I have never heard the term 'will had' used in standard English, however 'will have had' is a standard construct, used to describe something that will have happened by some future time. The precise timing of the future event is typically subject to some uncertainty.
"John will have had time to run his errands by the time we get there."
"Mary will have had the opportunity to review your resume carefully before your interview next Tuesday."
"They're very busy, but the mechanics should have had a chance to look at your car by the time you get back from your trip."
Note that the 'had' in each phrase isn't necessary at all, in fact it makes a bit of a constructive mess. You will likely encounter it only in spoken English.
So, why? Let's look at the last example.
In their mind, the speaker first translates 'have a chance' as a block of future time to be allocated to the subject project. So when they say "I will have a chance to look at your car...", they're thinking, say, 'two hours'. This verbal construct 'have a chance'(which they mentally use to represent 'two hours') then gets preserved as they start thinking of the owner returning and mentally switch to thinking of that block of time in the past tense "I had a chance to look at your car..." ('had a chance' = 'found two hours' - success!)
and so by the time their mental thought processes end up expressing an opinion, in the past tense, on the probability of a future event, with a finished car repair and a happy owner, it becomes
"I will have had a chance to look at your car..."
which makes more sense if you realize the speaker is thinking:
"I will have found two hours to look at your car..."

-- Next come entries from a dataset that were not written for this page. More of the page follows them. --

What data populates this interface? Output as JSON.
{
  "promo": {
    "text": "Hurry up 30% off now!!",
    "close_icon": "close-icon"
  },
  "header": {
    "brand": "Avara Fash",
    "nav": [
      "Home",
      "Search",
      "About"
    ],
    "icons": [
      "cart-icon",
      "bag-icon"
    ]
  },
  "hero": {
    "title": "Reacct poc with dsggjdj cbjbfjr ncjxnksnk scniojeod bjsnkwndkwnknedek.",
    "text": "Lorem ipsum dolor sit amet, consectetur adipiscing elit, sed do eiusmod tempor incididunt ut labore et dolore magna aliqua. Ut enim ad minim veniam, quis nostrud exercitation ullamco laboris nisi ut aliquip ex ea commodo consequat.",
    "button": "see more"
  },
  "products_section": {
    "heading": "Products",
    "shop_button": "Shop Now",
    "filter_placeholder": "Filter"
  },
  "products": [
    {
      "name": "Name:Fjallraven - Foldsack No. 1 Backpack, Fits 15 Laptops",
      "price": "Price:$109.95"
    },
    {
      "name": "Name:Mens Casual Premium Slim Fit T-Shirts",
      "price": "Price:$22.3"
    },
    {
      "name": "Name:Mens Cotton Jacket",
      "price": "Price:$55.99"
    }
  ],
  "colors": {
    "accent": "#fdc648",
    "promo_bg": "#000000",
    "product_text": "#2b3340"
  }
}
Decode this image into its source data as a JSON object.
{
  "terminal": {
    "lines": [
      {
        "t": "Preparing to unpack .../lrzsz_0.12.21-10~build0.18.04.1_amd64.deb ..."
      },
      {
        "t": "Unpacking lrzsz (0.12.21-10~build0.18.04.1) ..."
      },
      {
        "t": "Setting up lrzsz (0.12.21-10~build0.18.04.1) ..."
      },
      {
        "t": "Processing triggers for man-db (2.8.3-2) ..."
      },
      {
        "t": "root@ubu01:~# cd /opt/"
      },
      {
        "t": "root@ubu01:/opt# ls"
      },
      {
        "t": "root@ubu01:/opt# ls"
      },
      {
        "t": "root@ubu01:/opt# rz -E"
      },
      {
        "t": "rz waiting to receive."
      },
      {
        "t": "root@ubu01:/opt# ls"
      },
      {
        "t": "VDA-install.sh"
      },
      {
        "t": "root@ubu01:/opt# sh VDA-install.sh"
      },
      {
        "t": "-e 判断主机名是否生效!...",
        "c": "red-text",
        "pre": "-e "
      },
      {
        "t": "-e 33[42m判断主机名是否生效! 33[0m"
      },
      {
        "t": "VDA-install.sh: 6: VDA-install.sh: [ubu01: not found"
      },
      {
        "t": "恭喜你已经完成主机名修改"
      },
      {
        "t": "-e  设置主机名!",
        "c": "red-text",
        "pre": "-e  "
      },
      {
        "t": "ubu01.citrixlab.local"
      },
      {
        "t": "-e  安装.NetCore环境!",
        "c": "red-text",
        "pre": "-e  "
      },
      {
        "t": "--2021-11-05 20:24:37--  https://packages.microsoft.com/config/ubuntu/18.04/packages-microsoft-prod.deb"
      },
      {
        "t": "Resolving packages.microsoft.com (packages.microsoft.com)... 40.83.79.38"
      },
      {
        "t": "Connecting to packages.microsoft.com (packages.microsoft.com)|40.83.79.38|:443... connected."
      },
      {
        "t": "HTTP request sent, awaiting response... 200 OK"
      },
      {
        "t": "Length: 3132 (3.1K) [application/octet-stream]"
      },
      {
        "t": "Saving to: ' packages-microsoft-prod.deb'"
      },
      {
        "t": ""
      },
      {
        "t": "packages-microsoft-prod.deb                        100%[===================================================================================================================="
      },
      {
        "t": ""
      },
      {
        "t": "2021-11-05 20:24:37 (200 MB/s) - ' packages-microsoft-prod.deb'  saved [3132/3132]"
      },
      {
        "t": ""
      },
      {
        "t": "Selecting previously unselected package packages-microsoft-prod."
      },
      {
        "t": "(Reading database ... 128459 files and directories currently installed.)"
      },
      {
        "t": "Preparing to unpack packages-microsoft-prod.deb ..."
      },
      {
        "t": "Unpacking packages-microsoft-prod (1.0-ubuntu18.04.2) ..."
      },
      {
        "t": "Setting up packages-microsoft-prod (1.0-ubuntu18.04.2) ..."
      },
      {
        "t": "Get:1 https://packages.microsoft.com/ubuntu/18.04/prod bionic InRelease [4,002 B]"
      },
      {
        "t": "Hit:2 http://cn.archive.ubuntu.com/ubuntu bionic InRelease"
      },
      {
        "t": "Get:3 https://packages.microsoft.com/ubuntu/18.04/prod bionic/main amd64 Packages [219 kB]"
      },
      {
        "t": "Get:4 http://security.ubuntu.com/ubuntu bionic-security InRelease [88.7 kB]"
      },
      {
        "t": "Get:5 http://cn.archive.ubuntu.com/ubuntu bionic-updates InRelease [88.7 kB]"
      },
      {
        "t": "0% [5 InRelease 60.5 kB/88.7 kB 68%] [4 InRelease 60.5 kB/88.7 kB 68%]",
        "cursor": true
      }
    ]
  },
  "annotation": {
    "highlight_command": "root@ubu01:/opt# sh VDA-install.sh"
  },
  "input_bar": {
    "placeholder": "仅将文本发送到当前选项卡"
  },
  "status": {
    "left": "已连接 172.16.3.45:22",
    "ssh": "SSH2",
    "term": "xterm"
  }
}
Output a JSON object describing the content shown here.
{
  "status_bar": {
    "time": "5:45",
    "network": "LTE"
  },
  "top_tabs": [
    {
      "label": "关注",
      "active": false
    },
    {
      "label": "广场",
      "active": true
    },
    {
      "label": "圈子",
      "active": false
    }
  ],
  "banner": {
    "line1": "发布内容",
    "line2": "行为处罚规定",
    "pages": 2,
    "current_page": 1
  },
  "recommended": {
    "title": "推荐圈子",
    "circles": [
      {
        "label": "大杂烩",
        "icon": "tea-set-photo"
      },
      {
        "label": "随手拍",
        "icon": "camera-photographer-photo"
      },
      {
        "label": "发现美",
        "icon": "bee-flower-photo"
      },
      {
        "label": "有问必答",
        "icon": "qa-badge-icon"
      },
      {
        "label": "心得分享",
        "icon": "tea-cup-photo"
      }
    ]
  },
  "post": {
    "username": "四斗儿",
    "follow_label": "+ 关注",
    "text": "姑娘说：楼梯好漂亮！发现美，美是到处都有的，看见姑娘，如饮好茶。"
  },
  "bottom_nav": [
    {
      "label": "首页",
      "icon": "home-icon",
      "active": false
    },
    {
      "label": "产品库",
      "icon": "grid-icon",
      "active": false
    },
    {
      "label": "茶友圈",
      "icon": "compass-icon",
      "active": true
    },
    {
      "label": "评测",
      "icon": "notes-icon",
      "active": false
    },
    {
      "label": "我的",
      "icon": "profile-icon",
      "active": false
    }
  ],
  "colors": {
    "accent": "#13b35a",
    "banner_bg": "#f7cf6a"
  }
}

and that's how we end up with a common use, particularly in spoken English, for the future pluperfect:
"I will have [had some time, exactly when unspecified] to do [something]".